### What is being asked
For each line in the data that includes "screenshot", make a copy.

········

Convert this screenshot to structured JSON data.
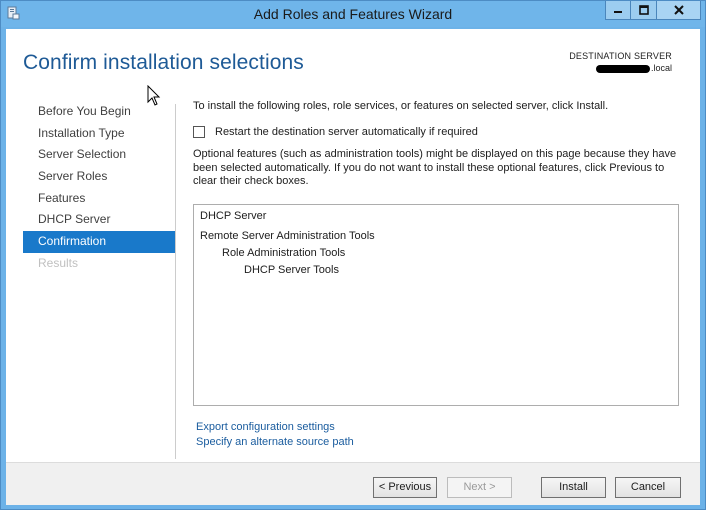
{
  "window": {
    "title": "Add Roles and Features Wizard"
  },
  "header": {
    "page_title": "Confirm installation selections",
    "destination_label": "DESTINATION SERVER",
    "destination_value": ".local"
  },
  "nav": {
    "items": [
      {
        "label": "Before You Begin",
        "state": "normal"
      },
      {
        "label": "Installation Type",
        "state": "normal"
      },
      {
        "label": "Server Selection",
        "state": "normal"
      },
      {
        "label": "Server Roles",
        "state": "normal"
      },
      {
        "label": "Features",
        "state": "normal"
      },
      {
        "label": "DHCP Server",
        "state": "normal"
      },
      {
        "label": "Confirmation",
        "state": "active"
      },
      {
        "label": "Results",
        "state": "disabled"
      }
    ]
  },
  "main": {
    "intro": "To install the following roles, role services, or features on selected server, click Install.",
    "restart_label": "Restart the destination server automatically if required",
    "restart_checked": false,
    "optional_text": "Optional features (such as administration tools) might be displayed on this page because they have been selected automatically. If you do not want to install these optional features, click Previous to clear their check boxes.",
    "selections": [
      {
        "label": "DHCP Server",
        "level": 0
      },
      {
        "label": "Remote Server Administration Tools",
        "level": 0
      },
      {
        "label": "Role Administration Tools",
        "level": 1
      },
      {
        "label": "DHCP Server Tools",
        "level": 2
      }
    ],
    "export_link": "Export configuration settings",
    "alternate_link": "Specify an alternate source path"
  },
  "footer": {
    "previous_label": "< Previous",
    "next_label": "Next >",
    "install_label": "Install",
    "cancel_label": "Cancel"
  },
  "colors": {
    "titlebar": "#6fb5ea",
    "accent": "#1979ca",
    "title_text": "#1e5a96",
    "link": "#1a5c9e"
  }
}
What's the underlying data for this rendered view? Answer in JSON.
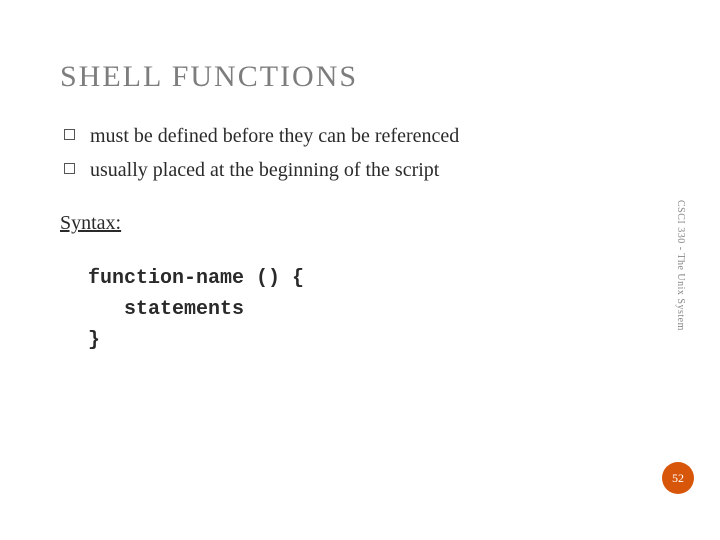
{
  "title": "SHELL FUNCTIONS",
  "bullets": [
    "must be defined before they can be referenced",
    "usually placed at the beginning of the script"
  ],
  "syntax_label": "Syntax:",
  "code_lines": [
    "function-name () {",
    "   statements",
    "}"
  ],
  "sidetext": "CSCI 330 - The Unix System",
  "page_number": "52",
  "colors": {
    "badge": "#d8560a",
    "title": "#7d7d7d"
  }
}
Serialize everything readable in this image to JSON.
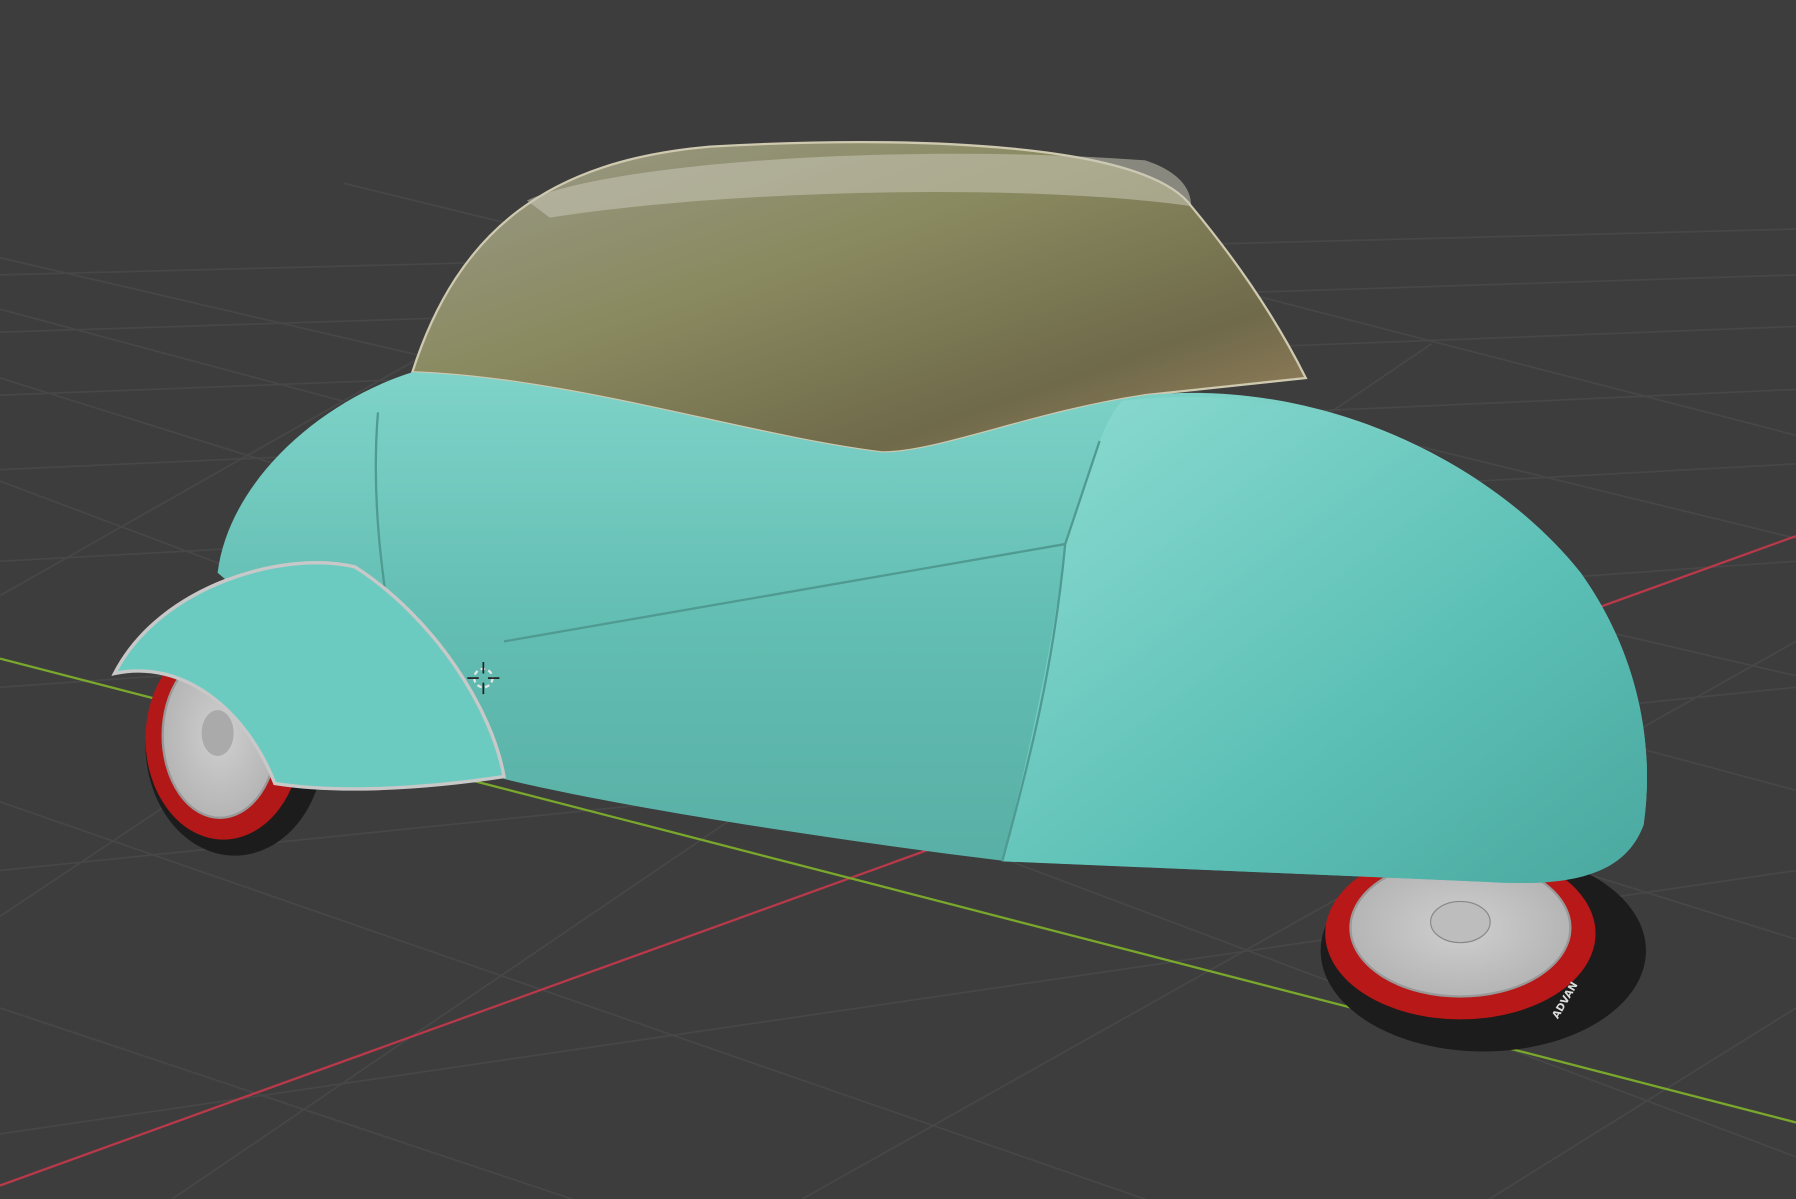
{
  "viewport": {
    "background": "#3d3d3d",
    "grid_color": "#4a4a4a",
    "x_axis_color": "#c0394a",
    "y_axis_color": "#7fb82c"
  },
  "car": {
    "body_color": "#62bdb2",
    "rim_color": "#c01818",
    "tire_brand": "ADVAN"
  }
}
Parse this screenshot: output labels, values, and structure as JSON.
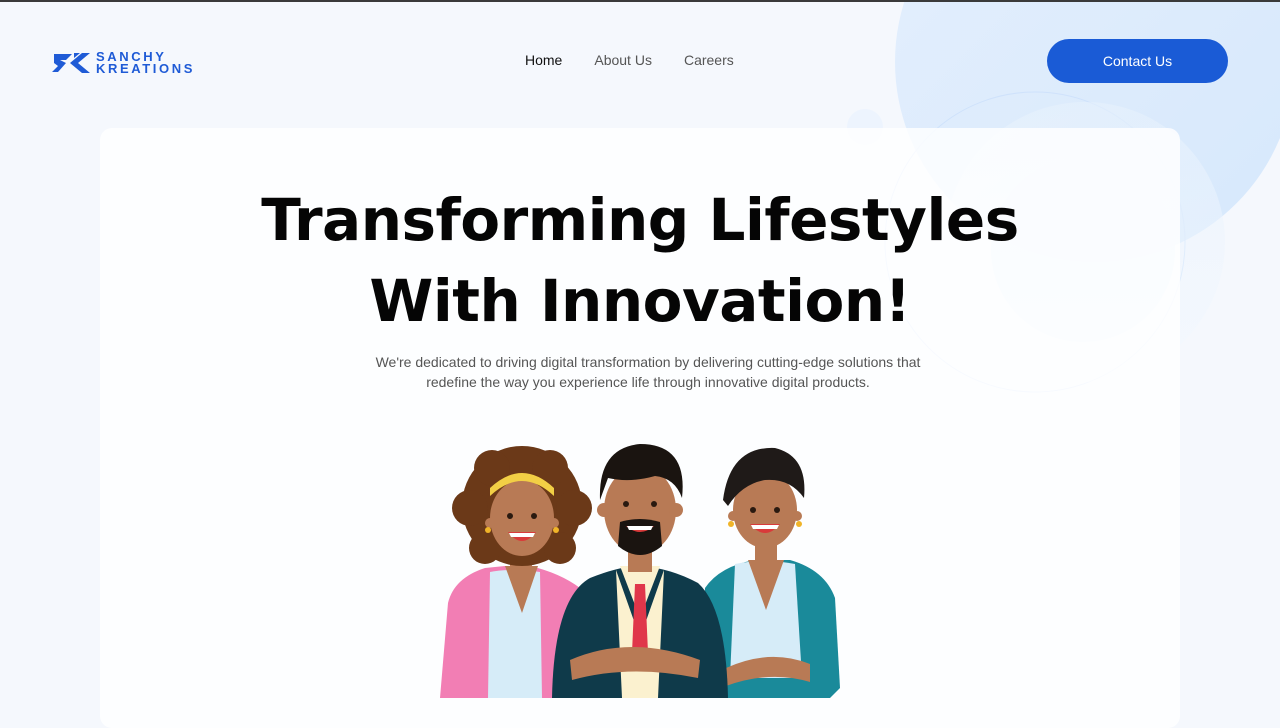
{
  "brand": {
    "line1": "SANCHY",
    "line2": "KREATIONS",
    "color": "#1f5bd6",
    "icon": "sk-logo-mark"
  },
  "nav": {
    "items": [
      {
        "label": "Home",
        "active": true
      },
      {
        "label": "About Us",
        "active": false
      },
      {
        "label": "Careers",
        "active": false
      }
    ]
  },
  "header": {
    "cta_label": "Contact Us",
    "cta_color": "#1a5bd6"
  },
  "hero": {
    "title_line1": "Transforming Lifestyles",
    "title_line2": "With Innovation!",
    "subtitle": "We're dedicated to driving digital transformation by delivering cutting-edge solutions that redefine the way you experience life through innovative digital products.",
    "illustration": "three-smiling-people-illustration"
  },
  "colors": {
    "page_background": "#f5f8fd",
    "decor_circle": "#dcebfd",
    "text_dark": "#050505",
    "text_muted": "#555555"
  }
}
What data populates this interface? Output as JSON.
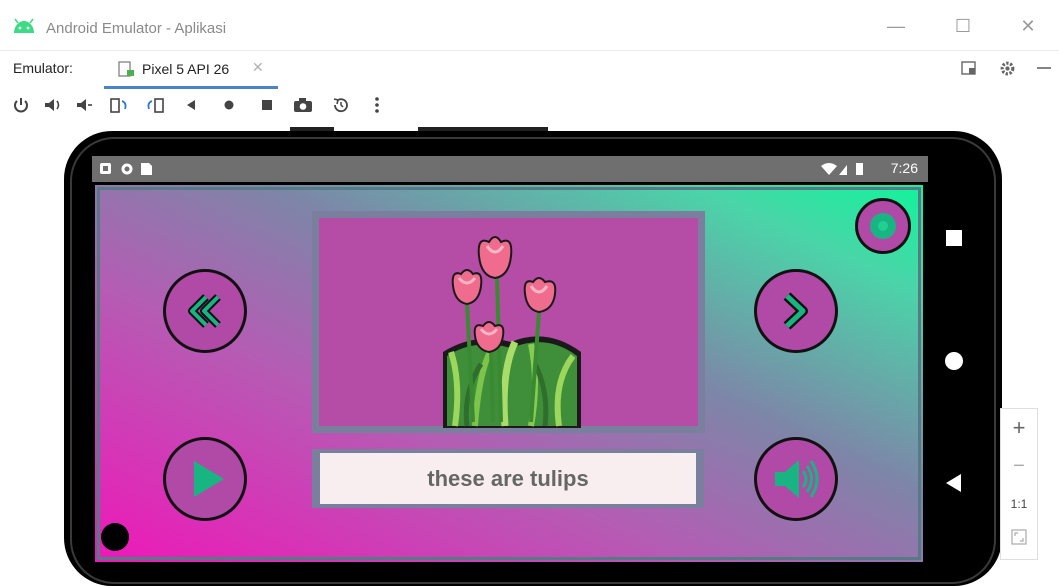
{
  "window": {
    "title": "Android Emulator - Aplikasi",
    "minimize": "—",
    "maximize": "☐",
    "close": "✕"
  },
  "tabs": {
    "label": "Emulator:",
    "device": "Pixel 5 API 26",
    "close": "✕"
  },
  "toolbar_icons": [
    "power-icon",
    "volume-up-icon",
    "volume-down-icon",
    "rotate-left-icon",
    "rotate-right-icon",
    "back-icon",
    "home-icon",
    "overview-icon",
    "screenshot-icon",
    "snapshot-icon",
    "more-icon"
  ],
  "device": {
    "status_time": "7:26"
  },
  "app": {
    "caption": "these are tulips",
    "colors": {
      "panel": "#b54ca6",
      "border": "#7a7f9e",
      "accent": "#18b583"
    }
  },
  "zoom": {
    "in": "+",
    "out": "−",
    "one_to_one": "1:1"
  }
}
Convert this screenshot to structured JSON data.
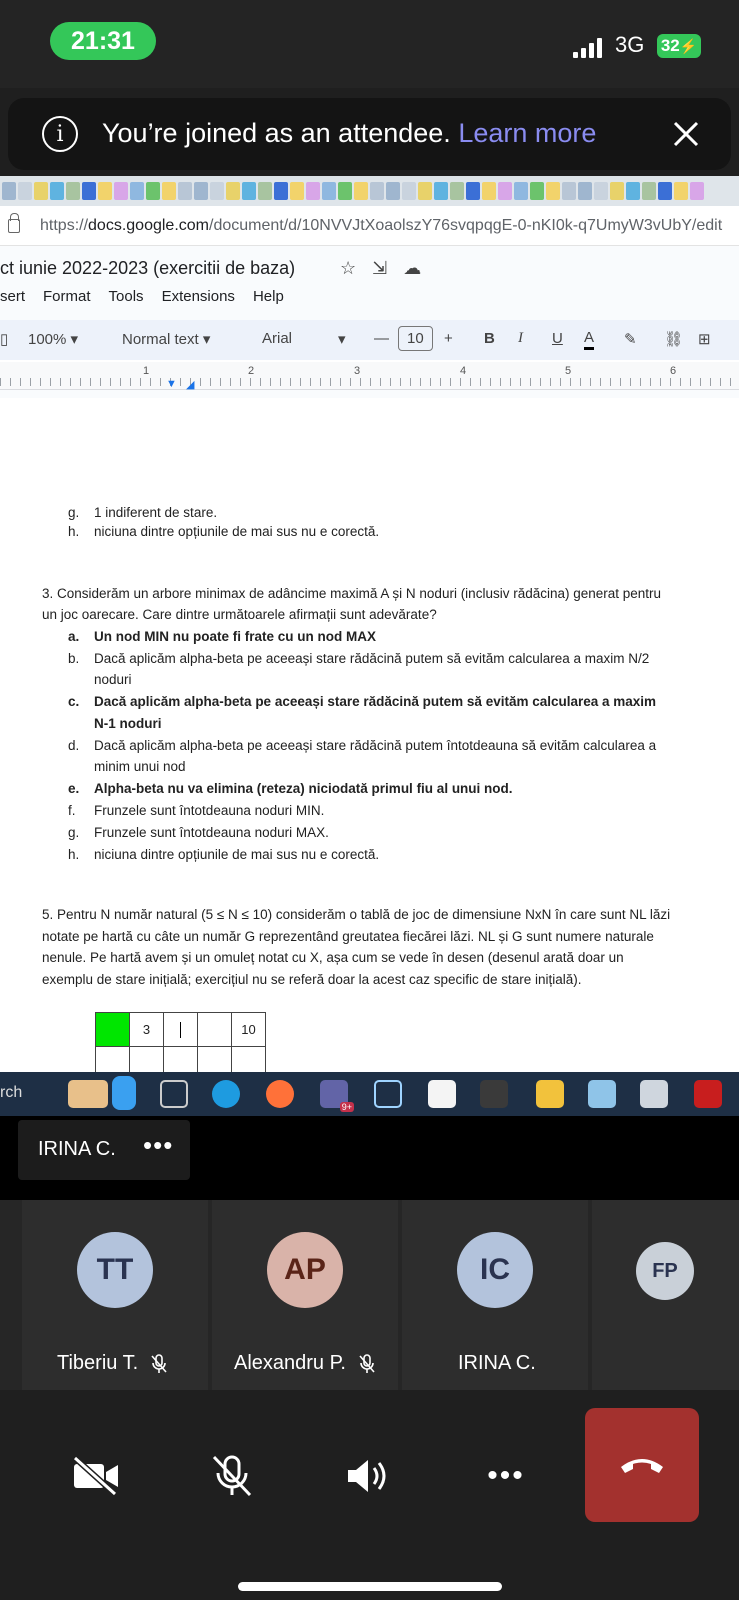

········

### Task answer
Convert this screenshot to structured JSON data.
Parse this screenshot: output labels, values, and structure as JSON.
    "screenshot-icon",
Convert this screenshot to structured JSON data.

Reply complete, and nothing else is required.